Originally published on medium.com
In no particular order:
1. Look up!
Make every effort to talk to, share with and help the other teams. You’re probably going to follow many of the same processes so why reinvent the wheel? Draw on each others’s experiences, some will be a step ahead, others one behind. Simply looking to the next desk can save hours as well as build valuable community spirit.
2. Keep on keepin’ on
From day one take the attitude ‘the program doesn’t owe me a thing’. An accelerator is an opportunity, not a free ticket. Sometimes there will be input from program leaders and mentors but at the end of the day, this is your company and your responsibility to make it work, so don’t expect the program to carry you over the goal line.
3. Get your priorities straight
The decisions you make should leverage what the program can offer and sometimes product development must take a backseat for biz development. Remember you are building a business not just a product. Prioritise what is truly MVP for your business to be in the best possible place when the program is at its end.
4. Demo day illusions
Demo day is often portrayed as some holy grail. Sure it’s great to have a deadline but don’t expect a check to be stuffed in your thong whilst you’re gesticulating to Keynote. If investment is crucial for your survival post demo day you should be talking to angels and early stage VCs from the get-go. Don’t spam, be selective and search for feedback to hone your deck.
5. Live it, breathe it
Live with your co-founders. We moved country for our program and chose to share an apartment together. This may be intense but many decisions are thought and materialise with whilst simply living instead of within the constraints of meeting times and “office hours”.
6. The fish bowl
Following on from no.5. Being in an accelerator program it’s easy to get sucked into a kind of Big Brother-esque startup clique, but remember to venture out of the bubble to get a wider, real world perspective. Try explaining your startup to your local pizza baker. If you begin to see a glazed look on their face, its’ time to ditch the buzz words and iterate your pitch! The day after demo day is when the real work starts in the real world.
7. Listen. Now repeat what they just said
We had feedback on our first mentor day that our Total Addressable Market wasn’t clear enough. We chose to prioritise other areas and were called out on the second mentor day. A task may be daunting, less appealing or you feel not priority but try to be objective, listen carefully and steer into the slide instead of crashing hard later.
8. Lean task management

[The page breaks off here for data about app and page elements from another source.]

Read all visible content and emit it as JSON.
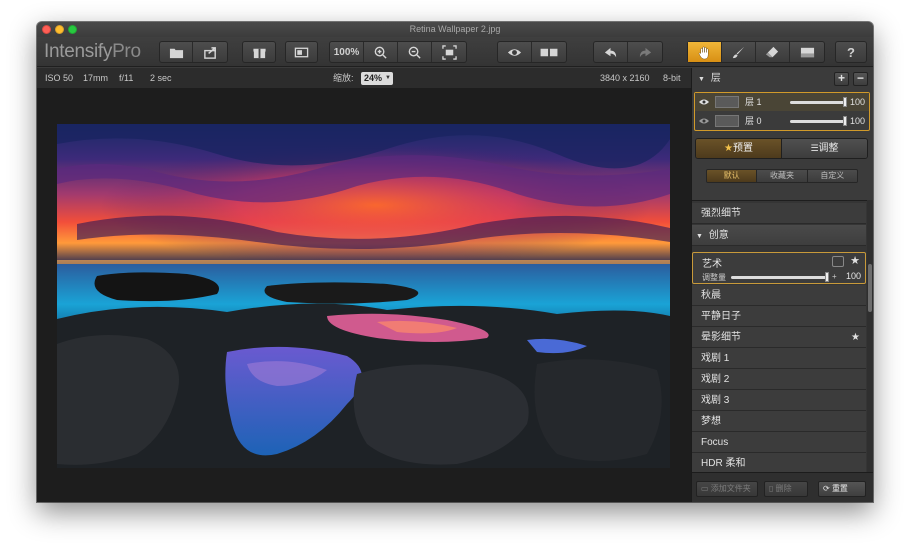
{
  "window": {
    "title": "Retina Wallpaper 2.jpg"
  },
  "app": {
    "name": "Intensify",
    "name_suffix": "Pro"
  },
  "toolbar": {
    "zoom_label": "100%",
    "icons": [
      "open-file-icon",
      "share-icon",
      "gift-icon",
      "single-view-icon",
      "zoom-in-icon",
      "zoom-out-icon",
      "fit-screen-icon",
      "eye-icon",
      "split-view-icon",
      "undo-icon",
      "redo-icon",
      "hand-tool-icon",
      "brush-tool-icon",
      "eraser-tool-icon",
      "mask-icon",
      "help-icon"
    ],
    "help_label": "?"
  },
  "info": {
    "iso": "ISO 50",
    "focal": "17mm",
    "aperture": "f/11",
    "shutter": "2 sec",
    "zoom_label": "缩放:",
    "zoom_value": "24%",
    "dimensions": "3840 x 2160",
    "bit_depth": "8-bit"
  },
  "layers": {
    "header": "层",
    "add": "+",
    "remove": "−",
    "items": [
      {
        "name": "层 1",
        "opacity": "100",
        "opacity_fraction": 1.0
      },
      {
        "name": "层 0",
        "opacity": "100",
        "opacity_fraction": 1.0
      }
    ]
  },
  "tabs": {
    "presets": "预置",
    "adjust": "调整"
  },
  "subtabs": [
    "默认",
    "收藏夹",
    "自定义"
  ],
  "presets": {
    "top_item": "强烈细节",
    "section": "创意",
    "active": {
      "name": "艺术",
      "amount_label": "调整量",
      "amount_value": "100",
      "plus": "+"
    },
    "items": [
      {
        "name": "秋晨",
        "starred": false
      },
      {
        "name": "平静日子",
        "starred": false
      },
      {
        "name": "晕影细节",
        "starred": true
      },
      {
        "name": "戏剧 1",
        "starred": false
      },
      {
        "name": "戏剧 2",
        "starred": false
      },
      {
        "name": "戏剧 3",
        "starred": false
      },
      {
        "name": "梦想",
        "starred": false
      },
      {
        "name": "Focus",
        "starred": false
      },
      {
        "name": "HDR 柔和",
        "starred": false
      }
    ]
  },
  "bottom": {
    "add_folder": "添加文件夹",
    "delete": "删除",
    "reset": "重置"
  },
  "colors": {
    "accent": "#e8a423",
    "panel": "#3b3b3b",
    "canvas": "#1d1d1d"
  }
}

We use Trello for non-development weekly tasks (development tasks are listed in Bitbucket). In Trello we typically make four main lists: admin, product, sales, back burner. To each of these lists we add tasks and assign one team member. We have a weekly todo list and drag tasks from the categories into this. Then any completed tasks are added to a done list. Simple without ending up being a task in itself.
9. Drop the sales pitch
Once you are in the position that you have a beta or live product you will be eager to get the first sales. Whilst approaching potential customers it’s important to remember that you are speaking with people. Talk to them with genuine curiosity and interest. Ask them about their challenges, their lives and try to understand them. Customer relationships are longterm so use your calls to confirm or deny assumptions and add value to your product instead of equating success to an immediate sale.
10. Group ping pong
Gather a group, arm them with paddles and as soon as you have returned the ball make room for the person next in line, rotate and repeat until one is left victorious. It’s great for relaxing as a batch and provides your 1/5 daily recommended dose of exercise — which means you can drink beer whilst playing it! Win win!
I’m Daniel Butler, Co-founder & CEO of Socius — a tool for brands to centralise the best content shared about them across social media, into one engaging branded hub.